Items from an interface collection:
────────────────

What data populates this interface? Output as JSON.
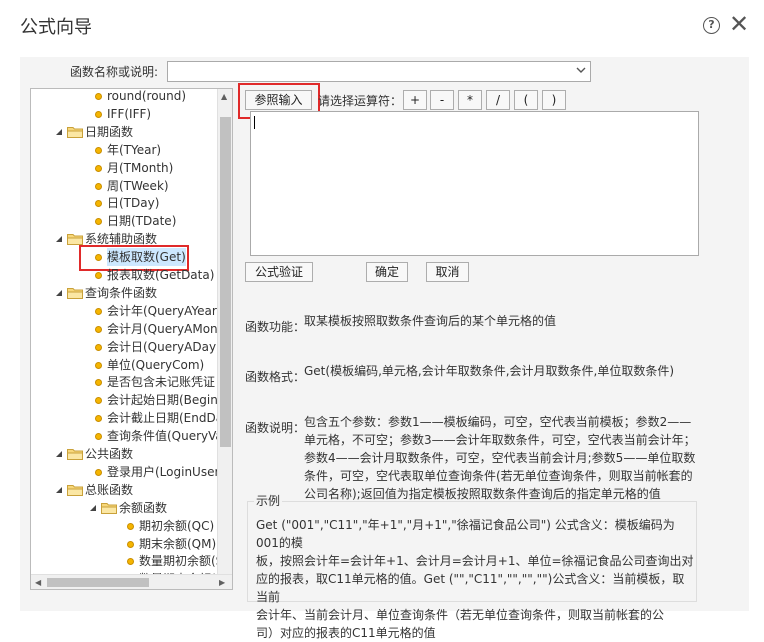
{
  "title": "公式向导",
  "icons": {
    "help": "help-icon",
    "close": "close-icon"
  },
  "function_search": {
    "label": "函数名称或说明:",
    "value": ""
  },
  "tree": {
    "items": [
      {
        "label": "round(round)",
        "type": "leaf",
        "level": 2
      },
      {
        "label": "IFF(IFF)",
        "type": "leaf",
        "level": 2
      },
      {
        "label": "日期函数",
        "type": "folder",
        "level": 1
      },
      {
        "label": "年(TYear)",
        "type": "leaf",
        "level": 2
      },
      {
        "label": "月(TMonth)",
        "type": "leaf",
        "level": 2
      },
      {
        "label": "周(TWeek)",
        "type": "leaf",
        "level": 2
      },
      {
        "label": "日(TDay)",
        "type": "leaf",
        "level": 2
      },
      {
        "label": "日期(TDate)",
        "type": "leaf",
        "level": 2
      },
      {
        "label": "系统辅助函数",
        "type": "folder",
        "level": 1
      },
      {
        "label": "模板取数(Get)",
        "type": "leaf",
        "level": 2,
        "selected": true
      },
      {
        "label": "报表取数(GetData)",
        "type": "leaf",
        "level": 2
      },
      {
        "label": "查询条件函数",
        "type": "folder",
        "level": 1
      },
      {
        "label": "会计年(QueryAYear)",
        "type": "leaf",
        "level": 2
      },
      {
        "label": "会计月(QueryAMonth)",
        "type": "leaf",
        "level": 2
      },
      {
        "label": "会计日(QueryADay)",
        "type": "leaf",
        "level": 2
      },
      {
        "label": "单位(QueryCom)",
        "type": "leaf",
        "level": 2
      },
      {
        "label": "是否包含未记账凭证",
        "type": "leaf",
        "level": 2
      },
      {
        "label": "会计起始日期(BeginDate)",
        "type": "leaf",
        "level": 2
      },
      {
        "label": "会计截止日期(EndDate)",
        "type": "leaf",
        "level": 2
      },
      {
        "label": "查询条件值(QueryValue)",
        "type": "leaf",
        "level": 2
      },
      {
        "label": "公共函数",
        "type": "folder",
        "level": 1
      },
      {
        "label": "登录用户(LoginUser)",
        "type": "leaf",
        "level": 2
      },
      {
        "label": "总账函数",
        "type": "folder",
        "level": 1
      },
      {
        "label": "余额函数",
        "type": "folder",
        "level": 2
      },
      {
        "label": "期初余额(QC)",
        "type": "leaf",
        "level": 3
      },
      {
        "label": "期末余额(QM)",
        "type": "leaf",
        "level": 3
      },
      {
        "label": "数量期初余额(SQC)",
        "type": "leaf",
        "level": 3
      },
      {
        "label": "数量期末余额(SQM)",
        "type": "leaf",
        "level": 3
      }
    ]
  },
  "toolbar": {
    "ref_input": "参照输入",
    "op_label": "请选择运算符：",
    "operators": [
      "+",
      "-",
      "*",
      "/",
      "(",
      ")"
    ]
  },
  "editor_value": "",
  "actions": {
    "validate": "公式验证",
    "ok": "确定",
    "cancel": "取消"
  },
  "info": {
    "func_label": "函数功能：",
    "func_text": "取某模板按照取数条件查询后的某个单元格的值",
    "format_label": "函数格式：",
    "format_text": "Get(模板编码,单元格,会计年取数条件,会计月取数条件,单位取数条件)",
    "desc_label": "函数说明：",
    "desc_lines": [
      "包含五个参数：参数1——模板编码，可空，空代表当前模板；参数2——",
      "单元格，不可空；参数3——会计年取数条件，可空，空代表当前会计年；",
      "参数4——会计月取数条件，可空，空代表当前会计月;参数5——单位取数",
      "条件，可空，空代表取单位查询条件(若无单位查询条件，则取当前帐套的",
      "公司名称);返回值为指定模板按照取数条件查询后的指定单元格的值"
    ]
  },
  "example": {
    "title": "示例",
    "lines": [
      "Get (\"001\",\"C11\",\"年+1\",\"月+1\",\"徐福记食品公司\") 公式含义：模板编码为001的模",
      "板，按照会计年=会计年+1、会计月=会计月+1、单位=徐福记食品公司查询出对",
      "应的报表，取C11单元格的值。Get (\"\",\"C11\",\"\",\"\",\"\")公式含义：当前模板，取当前",
      "会计年、当前会计月、单位查询条件（若无单位查询条件，则取当前帐套的公",
      "司）对应的报表的C11单元格的值"
    ]
  },
  "colors": {
    "highlight": "#e02a2a",
    "folder": "#f2c94c",
    "leaf_dot": "#f5b500"
  }
}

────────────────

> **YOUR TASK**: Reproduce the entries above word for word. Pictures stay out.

> **THE COMPLETED TASK**:
What data populates this interface? Output as JSON.
{
  "title": "公式向导",
  "icons": {
    "help": "help-icon",
    "close": "close-icon"
  },
  "function_search": {
    "label": "函数名称或说明:",
    "value": ""
  },
  "tree": {
    "items": [
      {
        "label": "round(round)",
        "type": "leaf",
        "level": 2
      },
      {
        "label": "IFF(IFF)",
        "type": "leaf",
        "level": 2
      },
      {
        "label": "日期函数",
        "type": "folder",
        "level": 1
      },
      {
        "label": "年(TYear)",
        "type": "leaf",
        "level": 2
      },
      {
        "label": "月(TMonth)",
        "type": "leaf",
        "level": 2
      },
      {
        "label": "周(TWeek)",
        "type": "leaf",
        "level": 2
      },
      {
        "label": "日(TDay)",
        "type": "leaf",
        "level": 2
      },
      {
        "label": "日期(TDate)",
        "type": "leaf",
        "level": 2
      },
      {
        "label": "系统辅助函数",
        "type": "folder",
        "level": 1
      },
      {
        "label": "模板取数(Get)",
        "type": "leaf",
        "level": 2,
        "selected": true
      },
      {
        "label": "报表取数(GetData)",
        "type": "leaf",
        "level": 2
      },
      {
        "label": "查询条件函数",
        "type": "folder",
        "level": 1
      },
      {
        "label": "会计年(QueryAYear)",
        "type": "leaf",
        "level": 2
      },
      {
        "label": "会计月(QueryAMonth)",
        "type": "leaf",
        "level": 2
      },
      {
        "label": "会计日(QueryADay)",
        "type": "leaf",
        "level": 2
      },
      {
        "label": "单位(QueryCom)",
        "type": "leaf",
        "level": 2
      },
      {
        "label": "是否包含未记账凭证",
        "type": "leaf",
        "level": 2
      },
      {
        "label": "会计起始日期(BeginDate)",
        "type": "leaf",
        "level": 2
      },
      {
        "label": "会计截止日期(EndDate)",
        "type": "leaf",
        "level": 2
      },
      {
        "label": "查询条件值(QueryValue)",
        "type": "leaf",
        "level": 2
      },
      {
        "label": "公共函数",
        "type": "folder",
        "level": 1
      },
      {
        "label": "登录用户(LoginUser)",
        "type": "leaf",
        "level": 2
      },
      {
        "label": "总账函数",
        "type": "folder",
        "level": 1
      },
      {
        "label": "余额函数",
        "type": "folder",
        "level": 2
      },
      {
        "label": "期初余额(QC)",
        "type": "leaf",
        "level": 3
      },
      {
        "label": "期末余额(QM)",
        "type": "leaf",
        "level": 3
      },
      {
        "label": "数量期初余额(SQC)",
        "type": "leaf",
        "level": 3
      },
      {
        "label": "数量期末余额(SQM)",
        "type": "leaf",
        "level": 3
      }
    ]
  },
  "toolbar": {
    "ref_input": "参照输入",
    "op_label": "请选择运算符：",
    "operators": [
      "+",
      "-",
      "*",
      "/",
      "(",
      ")"
    ]
  },
  "editor_value": "",
  "actions": {
    "validate": "公式验证",
    "ok": "确定",
    "cancel": "取消"
  },
  "info": {
    "func_label": "函数功能：",
    "func_text": "取某模板按照取数条件查询后的某个单元格的值",
    "format_label": "函数格式：",
    "format_text": "Get(模板编码,单元格,会计年取数条件,会计月取数条件,单位取数条件)",
    "desc_label": "函数说明：",
    "desc_lines": [
      "包含五个参数：参数1——模板编码，可空，空代表当前模板；参数2——",
      "单元格，不可空；参数3——会计年取数条件，可空，空代表当前会计年；",
      "参数4——会计月取数条件，可空，空代表当前会计月;参数5——单位取数",
      "条件，可空，空代表取单位查询条件(若无单位查询条件，则取当前帐套的",
      "公司名称);返回值为指定模板按照取数条件查询后的指定单元格的值"
    ]
  },
  "example": {
    "title": "示例",
    "lines": [
      "Get (\"001\",\"C11\",\"年+1\",\"月+1\",\"徐福记食品公司\") 公式含义：模板编码为001的模",
      "板，按照会计年=会计年+1、会计月=会计月+1、单位=徐福记食品公司查询出对",
      "应的报表，取C11单元格的值。Get (\"\",\"C11\",\"\",\"\",\"\")公式含义：当前模板，取当前",
      "会计年、当前会计月、单位查询条件（若无单位查询条件，则取当前帐套的公",
      "司）对应的报表的C11单元格的值"
    ]
  },
  "colors": {
    "highlight": "#e02a2a",
    "folder": "#f2c94c",
    "leaf_dot": "#f5b500"
  }
}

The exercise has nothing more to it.